In honor of Cervical Cancer Awareness Month FitNation dispels the myths and misconceptions about this dreaded disease.

It’s 9 a.m.; do you know what your cervix is doing? According to one study, chances are you have no idea. That’s right, a recent study by The Gynecologic Cancer Foundation found that 1 in 5 women are not even aware of what the cervix does.

But you do know that cervical cancer is a serious health threat to women, right? Even if you’re unclear on the details of what your cervix is up to at this very moment, you should at least know that the threat of cervical cancer is very real. According to the American Cancer Society, over 4,000 women died from cervical cancer in 2013. Because there is no sure-fire way to avoid getting cervical cancer, early detection through yearly Pap smears may be your best ally against this terrible disease.

January is Cervical Cancer Awareness Month, making it a great time to think about your cervical health. Below are a few questions you should ask yourself to determine how well you know your risk of cervical cancer.

What is HPV and does it cause cervical cancer?
The human papillomavirus—also known as HPV—is the most common form of sexually transmitted infections. There are over 40 types of HPV that can cause infection of the genital areas for both men and women. The two most common types of HPV are the origin of 75 percent of cervical cancers in North America.
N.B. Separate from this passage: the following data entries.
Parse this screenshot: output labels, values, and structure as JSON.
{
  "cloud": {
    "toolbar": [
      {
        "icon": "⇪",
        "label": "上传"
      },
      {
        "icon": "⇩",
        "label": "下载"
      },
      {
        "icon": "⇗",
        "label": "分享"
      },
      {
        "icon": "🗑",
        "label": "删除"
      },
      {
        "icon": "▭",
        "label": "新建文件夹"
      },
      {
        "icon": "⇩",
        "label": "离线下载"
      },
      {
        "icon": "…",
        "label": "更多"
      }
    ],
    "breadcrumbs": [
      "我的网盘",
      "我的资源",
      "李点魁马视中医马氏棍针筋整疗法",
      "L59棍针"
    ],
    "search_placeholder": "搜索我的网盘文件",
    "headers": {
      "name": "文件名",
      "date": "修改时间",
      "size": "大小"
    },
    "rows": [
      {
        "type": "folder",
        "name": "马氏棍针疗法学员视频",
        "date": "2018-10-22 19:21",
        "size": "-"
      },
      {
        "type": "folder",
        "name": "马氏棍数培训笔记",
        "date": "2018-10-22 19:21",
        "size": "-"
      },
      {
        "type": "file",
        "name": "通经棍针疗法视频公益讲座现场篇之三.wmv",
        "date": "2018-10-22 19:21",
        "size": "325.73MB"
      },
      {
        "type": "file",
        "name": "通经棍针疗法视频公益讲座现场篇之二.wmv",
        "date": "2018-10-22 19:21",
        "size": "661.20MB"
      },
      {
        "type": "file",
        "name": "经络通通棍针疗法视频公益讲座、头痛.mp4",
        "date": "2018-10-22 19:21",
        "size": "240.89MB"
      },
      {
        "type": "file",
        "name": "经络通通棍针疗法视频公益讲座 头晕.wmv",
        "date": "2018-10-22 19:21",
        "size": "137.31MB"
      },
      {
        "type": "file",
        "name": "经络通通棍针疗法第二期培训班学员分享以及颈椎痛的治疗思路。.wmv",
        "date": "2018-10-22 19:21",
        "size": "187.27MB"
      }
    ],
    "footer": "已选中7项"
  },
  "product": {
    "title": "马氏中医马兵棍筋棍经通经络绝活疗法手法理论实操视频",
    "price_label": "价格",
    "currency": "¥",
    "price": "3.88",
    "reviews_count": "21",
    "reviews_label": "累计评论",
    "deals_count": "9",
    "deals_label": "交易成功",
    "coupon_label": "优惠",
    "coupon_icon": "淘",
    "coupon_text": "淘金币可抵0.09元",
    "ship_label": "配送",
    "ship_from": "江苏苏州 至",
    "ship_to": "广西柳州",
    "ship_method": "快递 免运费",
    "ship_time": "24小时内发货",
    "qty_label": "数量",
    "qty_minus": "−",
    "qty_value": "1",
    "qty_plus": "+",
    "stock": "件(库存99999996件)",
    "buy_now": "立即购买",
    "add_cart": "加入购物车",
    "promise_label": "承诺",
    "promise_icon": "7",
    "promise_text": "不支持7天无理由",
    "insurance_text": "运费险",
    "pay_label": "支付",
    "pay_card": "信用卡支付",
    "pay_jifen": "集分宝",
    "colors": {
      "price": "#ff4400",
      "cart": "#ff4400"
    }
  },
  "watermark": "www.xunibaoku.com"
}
Dr. Nina P. Bhatia is a Board Certified in Obstetrics & Genecology and specializes in Female Pelvic Medicine & Reconstructive Surgery. According to Dr. Bhatia: “Most women will be exposed to HPV during their lifetime, and usually these HPV infections will clear on their own. Having HPV is very common, but developing cervical cancer is not. If you are found to have HPV that does not mean that you will develop cervical cancer. It is important to have follow-up testing since persistent HPV infections can lead to the development of abnormal cells which can progress to cervical cancer.”

How important is it to get a yearly Pap test done?
New research by Censuswide for the charity Jo’s Cervical Cancer Trust shows that nearly half of women aged 25-29 put off screenings for, on average, 15 months because they worry it will be painful and embarrassing. But Pap tests (or Pap smear) can help find cancer and precancerous cells in and around the cervix. Pap tests save lives! With early detection successful treatment can be given.

Are there ways to reduce the chances of cervical cancer other than early detection?
In addition to getting regular Pap tests done, it’s suggested that women under age 26 receive the HPV vaccine. Since most cases of cervical cancer are linked to HPV, the vaccination comes highly recommended. Being monogamous, using condoms or practicing abstinence can also help you avoid contracting HPV.

For more information on Cervical Cancer Awareness Month visit:
National Cervical Cancer Coalition
January Cervical Cancer Awareness Month Facebook Page